EXERCISE GOAL:
Could you print every record exactly as it stands?

Excerpts from an interface dataset:
◆ ◆ ◆ ◆ ◆

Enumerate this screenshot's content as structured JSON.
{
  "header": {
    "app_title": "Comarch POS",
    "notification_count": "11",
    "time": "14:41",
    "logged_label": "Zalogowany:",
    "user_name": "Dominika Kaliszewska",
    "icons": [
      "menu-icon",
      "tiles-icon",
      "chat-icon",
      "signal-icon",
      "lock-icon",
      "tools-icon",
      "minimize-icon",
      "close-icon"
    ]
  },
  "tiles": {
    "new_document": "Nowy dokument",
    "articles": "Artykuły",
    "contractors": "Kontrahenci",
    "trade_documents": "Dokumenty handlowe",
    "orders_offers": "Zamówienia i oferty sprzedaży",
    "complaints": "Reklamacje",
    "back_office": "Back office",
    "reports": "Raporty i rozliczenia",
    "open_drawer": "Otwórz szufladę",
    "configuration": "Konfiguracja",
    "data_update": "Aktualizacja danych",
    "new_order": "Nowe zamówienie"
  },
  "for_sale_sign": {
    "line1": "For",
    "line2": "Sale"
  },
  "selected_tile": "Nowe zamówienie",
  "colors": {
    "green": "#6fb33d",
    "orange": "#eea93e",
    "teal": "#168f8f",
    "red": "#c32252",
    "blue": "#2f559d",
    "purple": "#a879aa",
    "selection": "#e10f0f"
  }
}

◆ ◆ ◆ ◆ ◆

REPLY TO THE EXERCISE:
Enumerate this screenshot's content as structured JSON.
{
  "header": {
    "app_title": "Comarch POS",
    "notification_count": "11",
    "time": "14:41",
    "logged_label": "Zalogowany:",
    "user_name": "Dominika Kaliszewska",
    "icons": [
      "menu-icon",
      "tiles-icon",
      "chat-icon",
      "signal-icon",
      "lock-icon",
      "tools-icon",
      "minimize-icon",
      "close-icon"
    ]
  },
  "tiles": {
    "new_document": "Nowy dokument",
    "articles": "Artykuły",
    "contractors": "Kontrahenci",
    "trade_documents": "Dokumenty handlowe",
    "orders_offers": "Zamówienia i oferty sprzedaży",
    "complaints": "Reklamacje",
    "back_office": "Back office",
    "reports": "Raporty i rozliczenia",
    "open_drawer": "Otwórz szufladę",
    "configuration": "Konfiguracja",
    "data_update": "Aktualizacja danych",
    "new_order": "Nowe zamówienie"
  },
  "for_sale_sign": {
    "line1": "For",
    "line2": "Sale"
  },
  "selected_tile": "Nowe zamówienie",
  "colors": {
    "green": "#6fb33d",
    "orange": "#eea93e",
    "teal": "#168f8f",
    "red": "#c32252",
    "blue": "#2f559d",
    "purple": "#a879aa",
    "selection": "#e10f0f"
  }
}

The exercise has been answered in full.